A MAN who twice nearly died from cancer wants to use his health insurance payout to build a £300,000 rural youth centre.
Simon Harding, who owns Broomheath Plantation in Stapleford, near Tarvin, wants to build a visitors' centre for use by youth groups, scouts and schools.
It would provide youngsters with an outdoor base to camp, play and learn, while surrounded by growing trees and countryside.
Surgeons have saved Mr Harding's life twice - removing a brain tumour in December, 2005, and his cancerous spleen in January, 2004.
He suffered from marginal zone lymphoma.

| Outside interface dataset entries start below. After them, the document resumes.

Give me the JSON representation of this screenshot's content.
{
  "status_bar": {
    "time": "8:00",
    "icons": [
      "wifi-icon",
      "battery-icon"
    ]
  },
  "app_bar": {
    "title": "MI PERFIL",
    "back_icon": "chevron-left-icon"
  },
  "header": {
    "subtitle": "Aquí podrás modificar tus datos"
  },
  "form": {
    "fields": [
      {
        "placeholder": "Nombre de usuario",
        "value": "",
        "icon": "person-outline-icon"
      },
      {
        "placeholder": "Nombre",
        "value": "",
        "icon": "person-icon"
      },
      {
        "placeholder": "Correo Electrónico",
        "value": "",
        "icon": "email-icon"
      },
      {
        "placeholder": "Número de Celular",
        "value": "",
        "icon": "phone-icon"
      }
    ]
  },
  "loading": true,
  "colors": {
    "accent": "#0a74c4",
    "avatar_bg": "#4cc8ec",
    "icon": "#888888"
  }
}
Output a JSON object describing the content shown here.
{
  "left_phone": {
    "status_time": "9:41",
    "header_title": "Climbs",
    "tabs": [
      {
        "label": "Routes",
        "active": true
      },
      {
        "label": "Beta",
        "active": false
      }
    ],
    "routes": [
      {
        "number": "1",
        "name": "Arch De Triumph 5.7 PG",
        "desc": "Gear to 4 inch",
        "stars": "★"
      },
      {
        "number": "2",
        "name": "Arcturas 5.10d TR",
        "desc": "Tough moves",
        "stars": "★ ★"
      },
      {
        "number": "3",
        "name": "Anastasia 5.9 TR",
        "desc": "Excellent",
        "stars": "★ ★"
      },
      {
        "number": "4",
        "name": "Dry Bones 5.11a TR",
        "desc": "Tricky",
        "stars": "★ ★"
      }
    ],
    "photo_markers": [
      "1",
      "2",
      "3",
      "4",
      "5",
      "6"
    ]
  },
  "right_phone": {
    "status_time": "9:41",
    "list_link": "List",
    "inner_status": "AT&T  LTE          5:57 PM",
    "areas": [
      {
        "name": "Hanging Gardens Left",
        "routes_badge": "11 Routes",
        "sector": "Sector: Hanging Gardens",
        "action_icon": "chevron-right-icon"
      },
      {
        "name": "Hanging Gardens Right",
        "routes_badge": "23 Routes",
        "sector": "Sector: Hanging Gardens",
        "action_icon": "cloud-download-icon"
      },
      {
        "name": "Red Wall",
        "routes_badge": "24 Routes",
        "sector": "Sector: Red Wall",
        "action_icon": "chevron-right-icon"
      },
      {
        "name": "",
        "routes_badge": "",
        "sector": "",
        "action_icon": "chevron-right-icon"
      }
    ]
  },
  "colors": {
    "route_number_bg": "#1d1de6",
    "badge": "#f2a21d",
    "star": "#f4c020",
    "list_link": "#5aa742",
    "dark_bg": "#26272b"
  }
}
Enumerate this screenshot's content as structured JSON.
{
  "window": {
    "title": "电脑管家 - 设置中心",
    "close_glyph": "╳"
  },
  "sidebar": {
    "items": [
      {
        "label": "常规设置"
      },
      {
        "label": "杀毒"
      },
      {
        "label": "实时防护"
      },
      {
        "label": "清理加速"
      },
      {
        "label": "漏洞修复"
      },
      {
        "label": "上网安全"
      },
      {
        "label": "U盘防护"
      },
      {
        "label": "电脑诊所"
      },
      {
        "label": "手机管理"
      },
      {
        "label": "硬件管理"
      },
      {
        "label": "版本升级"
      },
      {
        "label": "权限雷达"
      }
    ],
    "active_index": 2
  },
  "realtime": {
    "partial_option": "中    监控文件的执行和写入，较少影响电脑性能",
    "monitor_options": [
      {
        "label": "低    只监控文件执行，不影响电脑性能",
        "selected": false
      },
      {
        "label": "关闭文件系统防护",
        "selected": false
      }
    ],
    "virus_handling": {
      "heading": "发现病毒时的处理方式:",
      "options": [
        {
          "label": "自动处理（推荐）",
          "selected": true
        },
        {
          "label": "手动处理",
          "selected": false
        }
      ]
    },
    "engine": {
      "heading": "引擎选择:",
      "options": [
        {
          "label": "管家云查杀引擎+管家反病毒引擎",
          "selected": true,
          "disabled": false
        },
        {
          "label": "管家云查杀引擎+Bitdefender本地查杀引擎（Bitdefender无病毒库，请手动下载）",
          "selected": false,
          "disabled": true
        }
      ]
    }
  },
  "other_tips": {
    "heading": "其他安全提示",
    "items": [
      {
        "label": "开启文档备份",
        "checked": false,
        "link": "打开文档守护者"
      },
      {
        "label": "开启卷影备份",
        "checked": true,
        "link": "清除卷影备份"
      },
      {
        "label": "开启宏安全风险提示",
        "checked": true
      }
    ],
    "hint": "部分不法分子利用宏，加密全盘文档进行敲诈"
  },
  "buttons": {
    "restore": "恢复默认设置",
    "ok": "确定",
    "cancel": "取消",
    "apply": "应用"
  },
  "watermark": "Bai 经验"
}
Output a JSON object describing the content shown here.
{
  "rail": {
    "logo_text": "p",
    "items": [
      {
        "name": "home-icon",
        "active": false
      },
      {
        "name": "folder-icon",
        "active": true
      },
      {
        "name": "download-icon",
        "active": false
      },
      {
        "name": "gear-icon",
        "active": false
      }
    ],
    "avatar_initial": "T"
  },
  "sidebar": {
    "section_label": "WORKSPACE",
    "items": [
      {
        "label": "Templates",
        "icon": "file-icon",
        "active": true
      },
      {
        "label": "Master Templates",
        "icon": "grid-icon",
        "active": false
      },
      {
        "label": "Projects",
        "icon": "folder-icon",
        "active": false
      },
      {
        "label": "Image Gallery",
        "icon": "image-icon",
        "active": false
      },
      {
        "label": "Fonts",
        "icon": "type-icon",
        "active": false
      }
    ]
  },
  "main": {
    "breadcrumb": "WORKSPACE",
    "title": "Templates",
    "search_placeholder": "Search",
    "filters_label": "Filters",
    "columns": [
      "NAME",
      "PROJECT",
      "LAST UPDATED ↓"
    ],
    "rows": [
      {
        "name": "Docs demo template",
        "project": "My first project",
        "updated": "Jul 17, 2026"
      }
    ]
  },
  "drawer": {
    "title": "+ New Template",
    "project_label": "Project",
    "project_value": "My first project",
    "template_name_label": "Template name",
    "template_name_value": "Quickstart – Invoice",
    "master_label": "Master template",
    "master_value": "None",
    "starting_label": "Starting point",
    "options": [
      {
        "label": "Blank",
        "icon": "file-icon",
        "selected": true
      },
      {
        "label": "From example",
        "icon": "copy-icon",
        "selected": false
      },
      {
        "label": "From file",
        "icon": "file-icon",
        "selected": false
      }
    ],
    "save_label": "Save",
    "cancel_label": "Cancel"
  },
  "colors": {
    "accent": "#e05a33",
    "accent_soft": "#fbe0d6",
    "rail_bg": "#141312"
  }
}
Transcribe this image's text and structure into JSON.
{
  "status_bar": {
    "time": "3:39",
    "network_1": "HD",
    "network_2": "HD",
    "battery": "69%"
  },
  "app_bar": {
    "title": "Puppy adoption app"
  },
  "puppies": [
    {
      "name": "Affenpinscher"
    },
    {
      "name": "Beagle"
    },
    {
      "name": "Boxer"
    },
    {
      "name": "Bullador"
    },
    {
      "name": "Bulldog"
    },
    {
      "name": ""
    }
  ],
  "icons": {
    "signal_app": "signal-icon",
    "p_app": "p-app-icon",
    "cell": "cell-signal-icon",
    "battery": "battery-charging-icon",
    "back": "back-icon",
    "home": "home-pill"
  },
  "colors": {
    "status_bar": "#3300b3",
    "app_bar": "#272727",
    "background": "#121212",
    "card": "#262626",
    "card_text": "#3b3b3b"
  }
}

He has now been given the all clear, but doctors have said they do not know whether the cancer will recur.
Mr Harding, who lives with his wife and two children in Northwich, said: 'I want to build a multi-purpose visitors' centre that many local youth groups and schools can take advantage of, something similar to the centre at Delamere Forest.'
He explained that after his second operation he 'bought the field and set about the plan to spend my critical illness insurance that I gained through my job at Choice UK on something worthwhile to the community.
'This woodland area is so beautiful and it is perfect for young people to enjoy and learn about the outdoors.'
The plantation is Mr Harding's second such project. In 2002 land belonging to his wife's parents was turned into woodland near Rowton Hall Hotel, in memory of his first son, William, who was stillborn in 1999. The area is now named William's Wood.
The plans for Broomheath, which are being submitted to Chester City Council, include a classroom, toilets and changing rooms, storage and a retail area to sell Christmas trees in winter, which are grown on the plantation.
The building will be placed in the centre of the plantation and is only one floor, to reduce the visual impact.
Cheshire Scouts County Commissioner Eddie Johnson said: 'It is a great idea and would be a wonderful local resource.
'The scouts help to plant trees for our centenary at the plantation and loved it, so to have a centre there would be perfect for youngsters.'